Ross’s rhetorical use of “Germany” is one of the clearest signals of his intention, expressed before he set off on the first of his American journeys in the 1930s, to write books that were not mere travel accounts. From the mid-1930s onwards, in his books about America, political reflections and propaganda—increasingly critical of the USA—overshadowed narratives of lived experience; Unser Amerika is the most extreme example of this trend. More generally, despite their many defects, in these books Ross managed to ostensibly write about one country while meaning another.
Nico de Klerk
1 For example, historian Peter H. Wilson writes: “Whereas sixteenth-century Swiss had tended to see themselves as one of several German ‘nations’ within the [Holy Roman] Empire, their descendants two centuries later voiced a more distinct identity around the concept of Helvetica: the ideal of the moral and unpretentious Swiss in contrast to the petty and immoral German princely courts.” See his: The Holy Roman Empire: a thousand years of Europe’s history. London: Allen Lane; 2016; 231. See also: Richard H. Zeitlin. Germans in Wisconsin. rev. and exp. edn. Madison: State Historical Society of Wisconsin; 2000; 5-6.

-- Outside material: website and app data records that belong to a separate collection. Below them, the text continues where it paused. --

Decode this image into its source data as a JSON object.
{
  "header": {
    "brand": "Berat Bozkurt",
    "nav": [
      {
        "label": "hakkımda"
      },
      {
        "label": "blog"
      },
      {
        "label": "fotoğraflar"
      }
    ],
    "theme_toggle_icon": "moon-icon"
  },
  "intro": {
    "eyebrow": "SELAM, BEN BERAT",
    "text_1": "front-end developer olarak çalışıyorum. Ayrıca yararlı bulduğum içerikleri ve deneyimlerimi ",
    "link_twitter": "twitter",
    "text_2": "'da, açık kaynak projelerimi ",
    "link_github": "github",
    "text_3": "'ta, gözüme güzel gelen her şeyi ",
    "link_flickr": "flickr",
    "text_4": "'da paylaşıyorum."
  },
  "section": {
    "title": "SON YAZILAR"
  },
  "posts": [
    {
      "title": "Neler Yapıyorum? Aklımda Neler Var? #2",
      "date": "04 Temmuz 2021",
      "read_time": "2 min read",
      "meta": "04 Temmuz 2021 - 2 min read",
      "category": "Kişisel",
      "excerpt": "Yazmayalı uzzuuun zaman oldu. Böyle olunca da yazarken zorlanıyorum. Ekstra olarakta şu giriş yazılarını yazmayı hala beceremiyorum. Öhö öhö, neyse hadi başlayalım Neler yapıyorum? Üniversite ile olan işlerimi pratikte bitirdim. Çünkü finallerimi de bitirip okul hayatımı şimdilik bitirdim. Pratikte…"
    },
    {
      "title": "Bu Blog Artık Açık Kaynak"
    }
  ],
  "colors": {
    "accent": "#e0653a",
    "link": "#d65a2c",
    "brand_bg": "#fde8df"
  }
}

2 After its defeat in the Austro-Prussian War of 1866, the second of three so-called unification wars, the Austrian Empire was expelled from the German Confederation; see: Pieter M. Judson. The Habsburg Empire: a new history. Cambridge, MA – London: The Belknap Press of Harvard University Press; 2016; 259.3 In the wake of the French revolution and (then Commander) Napoleon Bonaparte’s invasions of Habsburg lands the already weakened Empire lost much territory. The official end came when Emperor Napoleon forced the Confederation of the Rhine upon 16 princes in present-day Germany, in July-August 1806; Wilson. 201.
4 Ibid.; 2

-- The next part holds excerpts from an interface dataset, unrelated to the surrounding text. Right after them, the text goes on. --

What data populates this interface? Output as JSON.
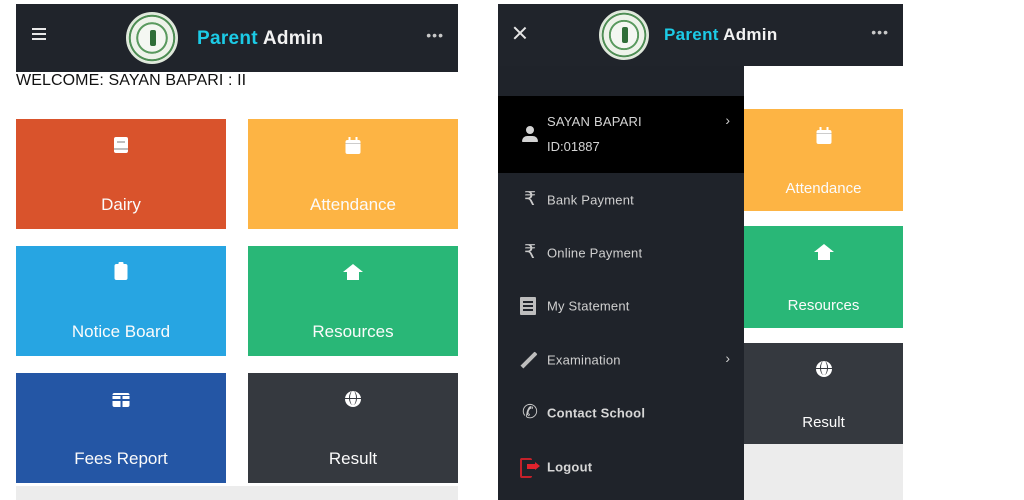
{
  "app": {
    "title_part1": "Parent",
    "title_part2": "Admin",
    "menu_icon": "hamburger-icon",
    "more_icon": "ellipsis-icon",
    "close_icon": "close-icon",
    "more_glyph": "•••"
  },
  "dashboard": {
    "welcome": "WELCOME: SAYAN BAPARI : II",
    "tiles": [
      {
        "label": "Dairy",
        "icon": "book-icon",
        "color": "#d9532c"
      },
      {
        "label": "Attendance",
        "icon": "calendar-icon",
        "color": "#fdb444"
      },
      {
        "label": "Notice Board",
        "icon": "clipboard-icon",
        "color": "#27a5e2"
      },
      {
        "label": "Resources",
        "icon": "home-icon",
        "color": "#29b777"
      },
      {
        "label": "Fees Report",
        "icon": "table-icon",
        "color": "#2456a5"
      },
      {
        "label": "Result",
        "icon": "globe-icon",
        "color": "#35393f"
      }
    ]
  },
  "drawer": {
    "user": {
      "name": "SAYAN BAPARI",
      "id": "ID:01887",
      "icon": "user-icon"
    },
    "items": [
      {
        "label": "Bank Payment",
        "icon": "rupee-icon",
        "glyph": "₹",
        "has_submenu": false
      },
      {
        "label": "Online Payment",
        "icon": "rupee-icon",
        "glyph": "₹",
        "has_submenu": false
      },
      {
        "label": "My Statement",
        "icon": "receipt-icon",
        "has_submenu": false
      },
      {
        "label": "Examination",
        "icon": "pencil-icon",
        "has_submenu": true
      },
      {
        "label": "Contact School",
        "icon": "phone-icon",
        "glyph": "✆",
        "has_submenu": false
      },
      {
        "label": "Logout",
        "icon": "logout-icon",
        "has_submenu": false
      }
    ],
    "chevron": "›"
  },
  "colors": {
    "header_bg": "#20242b",
    "drawer_bg": "#1f232a",
    "accent_cyan": "#1ccbe6",
    "logout_red": "#e0232d"
  }
}
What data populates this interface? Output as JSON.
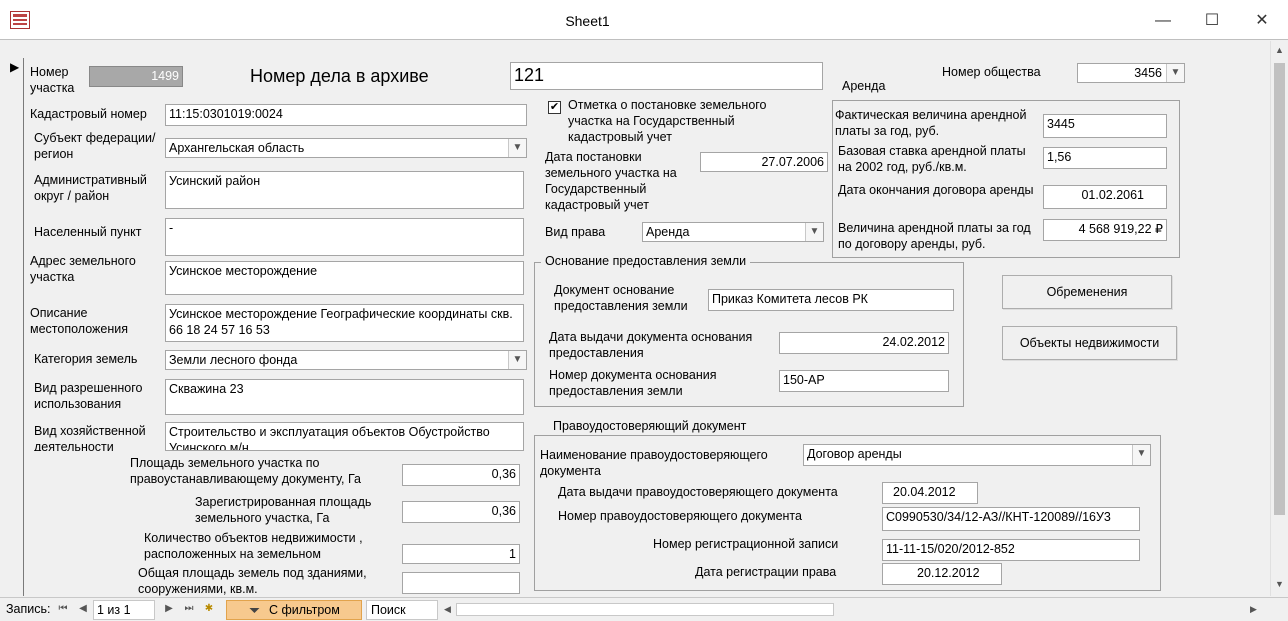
{
  "window": {
    "title": "Sheet1",
    "minimize": "—",
    "maximize": "☐",
    "close": "✕"
  },
  "record_indicator": "▶",
  "form": {
    "plot_number_label": "Номер участка",
    "plot_number_value": "1499",
    "archive_title": "Номер дела в архиве",
    "archive_value": "121",
    "society_label": "Номер общества",
    "society_value": "3456",
    "cadastral_label": "Кадастровый номер",
    "cadastral_value": "11:15:0301019:0024",
    "subject_label": "Субъект федерации/регион",
    "subject_value": "Архангельская область",
    "district_label": "Административный округ / район",
    "district_value": "Усинский район",
    "settlement_label": "Населенный пункт",
    "settlement_value": "-",
    "address_label": "Адрес земельного участка",
    "address_value": "Усинское месторождение",
    "location_label": "Описание местоположения",
    "location_value": "Усинское месторождение Географические координаты скв. 66 18 24  57 16 53",
    "category_label": "Категория земель",
    "category_value": "Земли лесного фонда",
    "permitted_use_label": "Вид разрешенного использования",
    "permitted_use_value": "Скважина 23",
    "activity_label": "Вид хозяйственной деятельности",
    "activity_value": "Строительство и эксплуатация объектов Обустройство Усинского м/н",
    "area_doc_label": "Площадь земельного участка по правоустанавливающему документу, Га",
    "area_doc_value": "0,36",
    "area_reg_label": "Зарегистрированная площадь земельного участка, Га",
    "area_reg_value": "0,36",
    "objects_count_label": "Количество объектов недвижимости , расположенных на земельном",
    "objects_count_value": "1",
    "building_area_label": "Общая площадь земель под зданиями, сооружениями, кв.м.",
    "building_area_value": "",
    "state_reg_check_label": "Отметка о постановке земельного участка на Государственный кадастровый учет",
    "state_reg_date_label": "Дата постановки земельного участка на Государственный кадастровый учет",
    "state_reg_date_value": "27.07.2006",
    "right_type_label": "Вид права",
    "right_type_value": "Аренда"
  },
  "rent": {
    "group_title": "Аренда",
    "actual_label": "Фактическая величина арендной платы за год, руб.",
    "actual_value": "3445",
    "base_rate_label": "Базовая ставка арендной платы на 2002 год, руб./кв.м.",
    "base_rate_value": "1,56",
    "end_date_label": "Дата окончания договора аренды",
    "end_date_value": "01.02.2061",
    "contract_rent_label": "Величина арендной платы за год по договору аренды, руб.",
    "contract_rent_value": "4 568 919,22 ₽"
  },
  "grounds": {
    "group_title": "Основание предоставления земли",
    "doc_label": "Документ основание предоставления земли",
    "doc_value": "Приказ Комитета лесов РК",
    "issue_date_label": "Дата выдачи документа основания предоставления",
    "issue_date_value": "24.02.2012",
    "doc_number_label": "Номер документа основания предоставления земли",
    "doc_number_value": "150-АР"
  },
  "title_doc": {
    "group_title": "Правоудостоверяющий документ",
    "name_label": "Наименование правоудостоверяющего документа",
    "name_value": "Договор аренды",
    "issue_date_label": "Дата выдачи правоудостоверяющего документа",
    "issue_date_value": "20.04.2012",
    "number_label": "Номер правоудостоверяющего документа",
    "number_value": "С0990530/34/12-АЗ//КНТ-120089//16У3",
    "reg_number_label": "Номер регистрационной записи",
    "reg_number_value": "11-11-15/020/2012-852",
    "reg_date_label": "Дата регистрации права",
    "reg_date_value": "20.12.2012"
  },
  "buttons": {
    "encumbrances": "Обременения",
    "real_estate": "Объекты недвижимости"
  },
  "navigation": {
    "record_label": "Запись:",
    "record_position": "1 из 1",
    "filter_label": "С фильтром",
    "search_placeholder": "Поиск"
  }
}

5 Exploring the Americas and colonial affairs, however, were only partly overlapping activities in the Holy Roman Empire. There were extensive commercial activities from today’s Italy, while from today’s Germany colonial trade was initiated with the Far East and with the New World (largely the southern continent) or through trade missions to Russia and Persia, even during the Thirty Years’ War (1618-1648). Nevertheless, colonial and extra-imperial trade and conquest suffered from the Empire’s lack of central government and financial support. “However, the primary reason was that such activity was never a priority for any of the Empire’s multiple authorities. 18th-century German territorial governments were more concerned to attract migrants than see valuable taxpayers and potential recruits emigrate to distant colonies.” See: Wilson. 2016;
6 Such American revolutionaries as James Madison and Thomas Paine were republicans who denigrated democracy as “populist tyranny” or “confusion of the multitude”; see: John Keane. The life and death of democracy. London: Pocket Books; 201.
7 Colin Ross. Die deutsche Geschichte Amerikas. In: Unser Amerika. Der deutsche Anteil an den Vereinigten Staaten. 1. Aufl. Leizpig: F.A. Brockhaus; 1936; 22-27. See Library.